The goal is to plan how you’re going to incorporate each of the CCSS (or your state) ELA when you’re planning to teach them throughout the year. You can create your ELA pacing guide by using the standards that you printed from yesterday’s blog tasks! Highlight or check them as it’s worked into your pacing guide to make sure all standards have been hit at least once during the year.

How to set up your long range plans when planning out ELA block.
Planning out ELA block by plugging into a monthly plan.

Plug Standards Into Monthly/Weekly Plans

Now, you want to plug those standards or unit topics into your monthly and weekly ELA block plans. You can use the free templates that are linked at the bottom of the blog post (or here) to ensure you have everything covered!

Write in pencil! Typically you will start planning out the standards and realize you either need to double up weeks or shorten the time. It’ll probably take a few drafts to get your perfect ELA block plan. Start plugging in your topics/standards for each of the six domains. If you do this now, your weekly lesson planning will be SO much simpler and less time-consuming!

Keep a checklist of all ELA standards throughout the year to keep pace.

During Year, Track Standards

We all know that plans are adapted and changed from our long-rang plans! So, it’s essential to keep track of what you’ve taught throughout the year. This checklist is in the 30-page download that you can sign up to get for free. The sign up is at the bottom of this blog post too! This checklist is a great way to track your progress! You don’t want to get to May and realize you still need to teach six of your ELA standards!

Planning your ELA block - Evaluating materials and resources.

Let’s Talk Resource Collection

Now, you want to look into your ELA materials. Think about all of the ELA block preparation you’ve just done, all of the components you’ve just considered: Mini-lessons, partner and group activities, exit slips and assessments, small group lessons and materials, literacy work stations and centers, etc. Look at the materials that you organized in one of our previous blog post tasks. What materials do you have? Which standards are covered? Which standards still need materials?

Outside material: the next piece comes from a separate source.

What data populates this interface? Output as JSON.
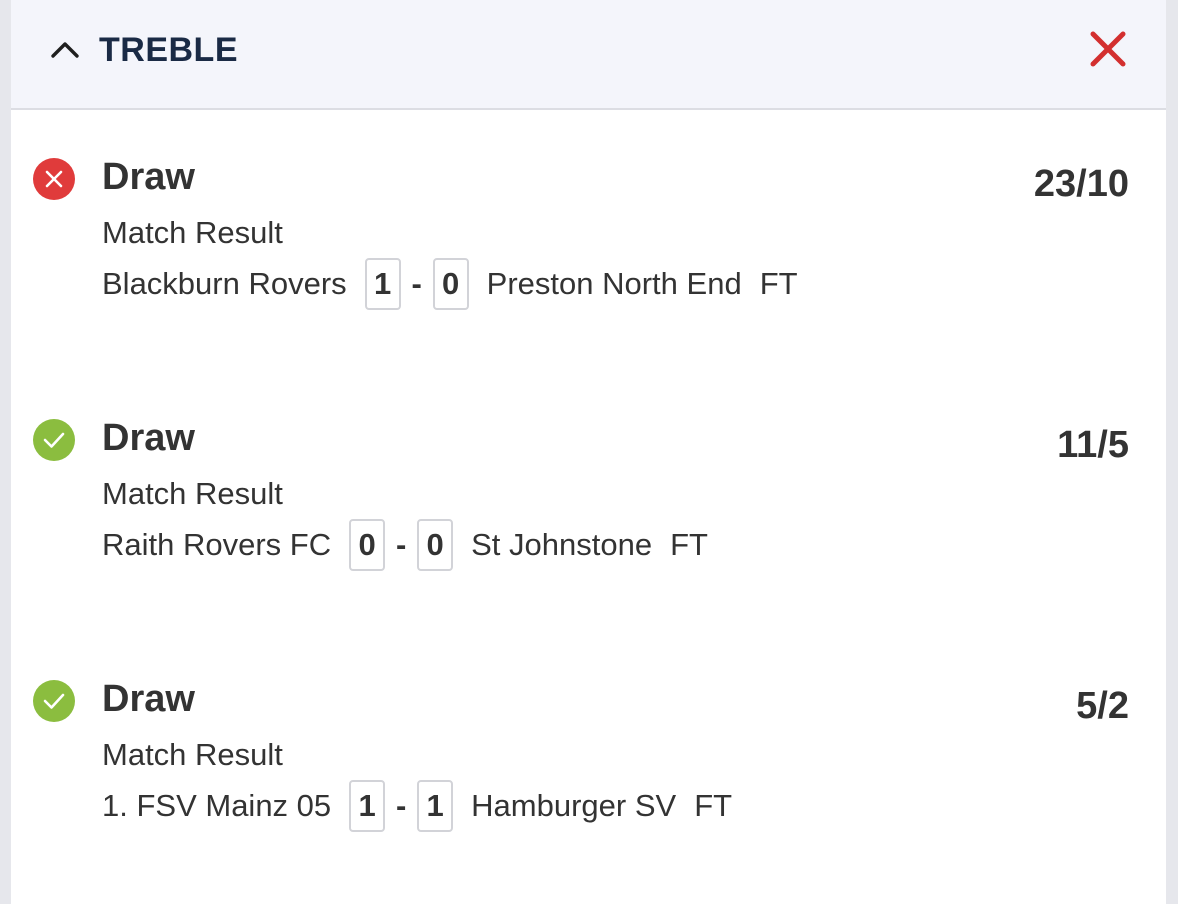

You want to start building your resource collection so you have materials that cover every standard you’re required to teach. Consider looking into “standards-based” materials so that your lessons can be more explicit and your students will gain more direct skill mastery.

(This checklist is also part of the 30-page download!)

Standards based resource collections.

Ready-made Standards-Based Resource Collection

If you found that your resources are lacking in the last step, I do have standards-based resource collections for K-4. These are CCSS units for each ELA standard (for all six domains). They can be purchased individually. For example, if you have resources for most of the standards, but are lacking in RL.7, you can just grab the individual unit for that standard! Or if you have loads of Reading Informational and Literature resources, but you don’t have enough to teach all of the language standards, you can purchase a language bundle, which is a money-saving collection of units in one place. Or if you’re ready to get a full year’s curriculum, those are available for 5-grade levels. Look below for links!

Each unit comes with mini-lessons and activities, graphic organizers, reading passages, interactive notebook pieces, task cards, and an assessment.

Would you rather browse individual ELA units? I’ll link the grade levels below and you can either search the six pages of units, or you can click the domain categories on the left. Click the links to browse the individual ELA units:

ELA Planning for all year.

Also, to make it even easier for you, if you click the “ELA Units” tab at the top, it will take you to a page with direct links to the FREE pacing guides, FREE binder covers, and links to the all-year ELA bundles.

Getting started planning your ELA block.

Thank you so much for sticking with us through this ELA Planning Journey! I hope that this blog series has helped you organize your ELA block, offered engaging resources, and helped you fit all of your content in! Good luck in this back to school season! Happy teaching!

If you missed any of the previous content, here are all the links just for you!

  1. Questions to ask yourself before you plan
  2. Different structure options
  3. Planning out what it will look like
  4. Plans to differentiate
  5. ELA Organization Tips
How to set up your reading and writing time. Your next steps when planning out ELA block. How to set up your pacing guides, planners, schedules, and more.


Get this K-4 pacing guide sent directly to your inbox.


You might also like...